Purposefor studying Mechanical Engineering

Themain objective for learning mechanical engineering is to enable astudent solve critical problems. Therefore, the learner must be wellversed with the physical behaviour of the situation underconsideration or the device. To be able to evaluate a device, it ishugely significant for an engineer to have the ability to design thesituation. A model described as the means of representing the actualsituation or device. The most common type of model used inengineering is undoubtedly the ‘scale’ model. For instance, anaeroplane manufacturer would hesitate to build a standard prototypewithout conducting initial experiment on scale models in the windchannel to investigate the performance characteristics.
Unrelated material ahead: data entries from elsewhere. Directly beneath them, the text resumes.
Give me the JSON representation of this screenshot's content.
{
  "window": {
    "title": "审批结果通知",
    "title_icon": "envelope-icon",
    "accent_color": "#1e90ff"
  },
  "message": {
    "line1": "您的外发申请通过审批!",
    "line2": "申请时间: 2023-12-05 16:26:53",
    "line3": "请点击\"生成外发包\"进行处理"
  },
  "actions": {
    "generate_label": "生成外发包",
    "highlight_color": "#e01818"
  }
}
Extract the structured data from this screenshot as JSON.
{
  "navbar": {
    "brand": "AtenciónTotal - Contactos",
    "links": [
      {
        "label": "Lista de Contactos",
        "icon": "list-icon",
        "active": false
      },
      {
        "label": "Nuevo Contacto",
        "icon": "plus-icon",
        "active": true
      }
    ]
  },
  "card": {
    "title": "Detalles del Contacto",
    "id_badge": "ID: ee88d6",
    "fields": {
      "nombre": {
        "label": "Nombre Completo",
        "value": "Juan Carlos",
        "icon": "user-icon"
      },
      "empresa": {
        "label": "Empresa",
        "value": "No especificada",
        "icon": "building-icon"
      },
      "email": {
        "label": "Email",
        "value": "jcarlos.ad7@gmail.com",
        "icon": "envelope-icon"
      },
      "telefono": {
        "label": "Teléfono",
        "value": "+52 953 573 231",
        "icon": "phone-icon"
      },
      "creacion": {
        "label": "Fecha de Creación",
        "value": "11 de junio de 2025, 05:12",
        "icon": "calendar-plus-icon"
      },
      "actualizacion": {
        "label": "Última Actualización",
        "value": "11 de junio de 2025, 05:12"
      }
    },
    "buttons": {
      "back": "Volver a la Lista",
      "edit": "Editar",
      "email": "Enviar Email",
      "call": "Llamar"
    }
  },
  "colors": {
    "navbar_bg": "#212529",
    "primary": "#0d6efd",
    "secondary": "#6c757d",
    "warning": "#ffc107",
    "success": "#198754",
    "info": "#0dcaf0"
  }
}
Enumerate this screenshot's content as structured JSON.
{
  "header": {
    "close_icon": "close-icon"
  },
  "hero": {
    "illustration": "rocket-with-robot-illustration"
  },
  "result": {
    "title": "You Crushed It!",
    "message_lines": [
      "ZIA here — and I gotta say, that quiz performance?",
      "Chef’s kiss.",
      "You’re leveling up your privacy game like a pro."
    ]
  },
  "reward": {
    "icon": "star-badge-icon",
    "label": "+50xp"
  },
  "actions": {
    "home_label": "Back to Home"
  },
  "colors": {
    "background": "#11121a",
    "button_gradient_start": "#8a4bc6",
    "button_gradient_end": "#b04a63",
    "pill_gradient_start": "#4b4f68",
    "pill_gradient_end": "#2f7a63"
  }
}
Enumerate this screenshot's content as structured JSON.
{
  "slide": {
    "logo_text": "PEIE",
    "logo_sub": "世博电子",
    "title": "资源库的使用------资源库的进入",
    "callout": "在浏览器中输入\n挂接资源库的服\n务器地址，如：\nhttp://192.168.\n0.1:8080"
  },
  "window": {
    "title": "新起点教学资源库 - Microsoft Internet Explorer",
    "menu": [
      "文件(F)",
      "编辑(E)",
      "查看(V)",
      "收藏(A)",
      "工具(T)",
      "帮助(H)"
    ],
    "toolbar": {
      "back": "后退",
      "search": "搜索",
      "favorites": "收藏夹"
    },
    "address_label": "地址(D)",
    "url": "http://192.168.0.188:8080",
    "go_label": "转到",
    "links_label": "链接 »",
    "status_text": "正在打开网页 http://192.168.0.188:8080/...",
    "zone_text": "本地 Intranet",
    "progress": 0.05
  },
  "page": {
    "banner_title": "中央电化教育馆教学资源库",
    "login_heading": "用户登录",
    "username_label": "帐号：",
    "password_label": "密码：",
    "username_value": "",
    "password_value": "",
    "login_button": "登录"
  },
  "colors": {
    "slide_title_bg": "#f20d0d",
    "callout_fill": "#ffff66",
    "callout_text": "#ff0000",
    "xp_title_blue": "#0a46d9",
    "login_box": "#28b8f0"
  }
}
Asmuch as scale models are highly utilized in mechanical engineering,their use is not as common as it sounds. For example, when a companyconstructs a new combustion engine, diminutive importance can beascertained from a trial on a small-scale model of the combustionengine. This is a result to the ‘scale effect’. The loss offraction and heat for a model are correspondingly greater than for afull-built engine. The difference is attributed to the surface areaof an engine, as a proportion of its enclosed volume, increases asthe same component becomes less in size leading to the proportionallyordinate losses. In other words, as the size increases losses arereduced. This offers the explanation why some larger animals like therhino, have low thermal losses and are inclined to ‘overheat’ asa result.

Wickertand Lewis bring another dimension to the mechanical engineeringsubject. They analyse the requirements needed for a person to qualifyas a mechanical engineer Aerotek:

  • An individual must adapt to situations of working in a fast-paced, collaborative, surrounding with emphasis quick prototyping and fielding of capabilities

  • Skills in the use of CAD designing software

  • Relevant skills in the formation of proposal development, detailed design, requirements definition, support, analysis and testing (20)

Furtheranalysis show that mechanical engineering field is the third largestfield among the 5 major engineering disciplines. It is often knownfor presenting the maximum flexibility in making career choices. Itis noted that, in 2008 alone, an estimated 239,000 people gotemployed as mechanical engineers in the United States (wickert &ampLewis 20-21).


Tosum up this paper, it is correct to say that mechanical engineeringis a vital component of the modern society. Its use encompasses allaspects of life. From transport, medicine, physics, technology,Aeronautics, and other important subjects, its principles are widelyborrowed. Consequently, efforts should be made to improve its uptakeamong prospective high school and high teaching students so as toimprove its importance to the community. The more there exist thesekind of engineers, the more innovations will be introduced.


Dym,Clive L., et al. &quotEngineering design thinking, teaching, andlearning.&quotJournalof Engineering Education&nbsp94.1(2005): 103-120.

Johnson,Anthony D., and Keith Sherwin.&nbspFoundationsof mechanical engineering.CRC Press, 1996.

Sukumar,Natarajan, et al. &quotExtended finite element method forthree‐dimensionalcrack modelling.&quot&nbspInternationalJournal for Numerical Methods in Engineering&nbsp48.11 (2000): 1549-1570.

Wickert,Jonathan, and Kemper Lewis.&nbspAnintroduction to mechanical engineering.Cengage learning, 2012.